During Sigrid Ekendahl’s time the number of women who joined the LO members’ federation rose notably. In the central organisations of local trade unions there were at most 175 women’s committees across all of Sweden. Sigrid Ekendahl organised Swedish, Nordic, and international women’s courses in order to train women in trade union matters and provide them with the necessary skills to enable them to take their place within the trade union world and influence the male-dominated assembly of trade union organisation representatives and its counterparts.
Sigrid Ekendahl campaigned on behalf of union concerns, both within parliament and within the trade union movement, not just in Sweden but in the wider world too. She fought to disseminate the message that men and women were of equal worth and therefore should receive the same pay for the same, or equivalent, work. During the 1940s and the 1950s LO was the only organisation to campaign for daycare centres that should not just look after children but should also be founded on pedagogical foundations. During a parliamentary debate in 1963 Sigrid Ekendahl also highlighted the role of fathers with regard to childcare by clearly emphasising that men’s paid employment just like that of women had to be combined with their caring responsibilities. It is less well known that her trade union activities contributed to the formation of the Swedish Welfare State within areas which were not directly related to matters relating to the labour market.

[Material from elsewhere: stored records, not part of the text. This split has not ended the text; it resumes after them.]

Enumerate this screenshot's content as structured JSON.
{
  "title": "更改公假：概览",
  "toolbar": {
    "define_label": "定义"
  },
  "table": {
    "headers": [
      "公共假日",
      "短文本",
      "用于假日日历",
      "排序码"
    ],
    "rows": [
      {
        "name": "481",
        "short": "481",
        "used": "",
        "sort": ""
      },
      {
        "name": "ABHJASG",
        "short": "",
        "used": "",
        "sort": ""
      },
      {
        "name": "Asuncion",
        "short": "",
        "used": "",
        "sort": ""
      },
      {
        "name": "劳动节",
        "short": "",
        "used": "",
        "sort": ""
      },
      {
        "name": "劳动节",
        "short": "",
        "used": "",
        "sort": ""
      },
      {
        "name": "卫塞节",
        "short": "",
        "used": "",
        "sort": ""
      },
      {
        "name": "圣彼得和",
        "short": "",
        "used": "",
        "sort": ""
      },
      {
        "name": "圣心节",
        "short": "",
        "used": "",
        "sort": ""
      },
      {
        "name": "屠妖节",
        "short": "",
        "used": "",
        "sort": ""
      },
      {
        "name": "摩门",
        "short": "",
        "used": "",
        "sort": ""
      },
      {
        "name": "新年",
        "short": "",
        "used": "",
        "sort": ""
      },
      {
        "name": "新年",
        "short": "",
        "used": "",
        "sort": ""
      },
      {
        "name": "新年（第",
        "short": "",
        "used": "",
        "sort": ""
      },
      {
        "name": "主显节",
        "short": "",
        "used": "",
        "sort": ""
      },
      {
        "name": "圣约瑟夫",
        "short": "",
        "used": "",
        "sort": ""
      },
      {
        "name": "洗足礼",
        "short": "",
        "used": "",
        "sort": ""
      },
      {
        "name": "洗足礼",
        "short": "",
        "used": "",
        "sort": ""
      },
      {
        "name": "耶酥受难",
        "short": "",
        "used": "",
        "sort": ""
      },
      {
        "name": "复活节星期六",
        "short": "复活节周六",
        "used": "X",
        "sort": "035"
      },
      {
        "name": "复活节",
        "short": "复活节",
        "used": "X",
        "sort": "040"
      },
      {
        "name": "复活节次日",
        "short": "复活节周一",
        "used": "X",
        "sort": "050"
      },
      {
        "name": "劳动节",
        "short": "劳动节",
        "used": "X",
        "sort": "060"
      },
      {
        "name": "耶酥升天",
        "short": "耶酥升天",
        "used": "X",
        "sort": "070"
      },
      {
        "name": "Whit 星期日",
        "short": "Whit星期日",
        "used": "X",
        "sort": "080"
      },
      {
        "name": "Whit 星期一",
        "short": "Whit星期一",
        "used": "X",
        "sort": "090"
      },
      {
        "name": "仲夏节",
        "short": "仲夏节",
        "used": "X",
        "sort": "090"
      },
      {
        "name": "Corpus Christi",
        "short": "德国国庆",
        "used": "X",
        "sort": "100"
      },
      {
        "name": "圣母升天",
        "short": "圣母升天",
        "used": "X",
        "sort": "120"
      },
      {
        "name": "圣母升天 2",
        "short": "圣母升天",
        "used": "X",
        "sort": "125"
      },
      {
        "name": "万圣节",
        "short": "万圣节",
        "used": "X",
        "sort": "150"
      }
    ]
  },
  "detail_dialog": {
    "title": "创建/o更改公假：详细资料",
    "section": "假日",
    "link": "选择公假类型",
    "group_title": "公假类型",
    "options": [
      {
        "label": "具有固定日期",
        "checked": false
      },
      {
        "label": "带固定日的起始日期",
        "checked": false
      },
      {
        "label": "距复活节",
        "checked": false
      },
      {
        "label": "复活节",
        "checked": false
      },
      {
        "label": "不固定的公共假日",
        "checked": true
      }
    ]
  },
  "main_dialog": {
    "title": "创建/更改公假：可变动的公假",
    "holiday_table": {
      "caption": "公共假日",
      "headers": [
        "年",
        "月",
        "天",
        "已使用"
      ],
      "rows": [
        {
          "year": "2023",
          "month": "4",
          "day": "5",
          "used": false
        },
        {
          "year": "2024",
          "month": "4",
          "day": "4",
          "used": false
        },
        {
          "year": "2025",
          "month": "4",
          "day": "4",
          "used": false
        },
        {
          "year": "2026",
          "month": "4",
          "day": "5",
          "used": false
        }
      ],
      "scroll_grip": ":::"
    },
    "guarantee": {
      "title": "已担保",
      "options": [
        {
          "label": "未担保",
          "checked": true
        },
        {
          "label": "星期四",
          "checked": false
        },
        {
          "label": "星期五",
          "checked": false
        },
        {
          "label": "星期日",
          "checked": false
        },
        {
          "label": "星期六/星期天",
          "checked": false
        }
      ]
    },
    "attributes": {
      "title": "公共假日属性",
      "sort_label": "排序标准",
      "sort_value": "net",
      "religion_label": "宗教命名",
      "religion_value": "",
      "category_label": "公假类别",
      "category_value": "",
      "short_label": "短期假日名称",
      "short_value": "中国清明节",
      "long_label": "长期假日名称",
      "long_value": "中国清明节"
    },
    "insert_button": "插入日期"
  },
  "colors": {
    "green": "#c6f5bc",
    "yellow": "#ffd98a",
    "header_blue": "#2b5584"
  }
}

During her leadership, in 1960, LO’s women’s council made demands for cancer-screening for women. This resulted in voluntary mammograms and gynaecological cell testing being offered to all women in Sweden, as it still is today.
During the 1960s Sigrid Ekendahl expressed in an interview that she believed the struggle for equality had hitherto been very academic having been led by academics and so it would be very beneficial to the trade union movement if both men and women from the union could join the fight. Despite her extensive efforts on behalf of women’s rights and for equality between the sexes Sigrid Ekendahl was very clear that she did not want to be labelled a feminist.
Sigrid Ekendahl married twice. She died in Stockholm on 15 October 1996. She is buried at the Woodland Cemetery.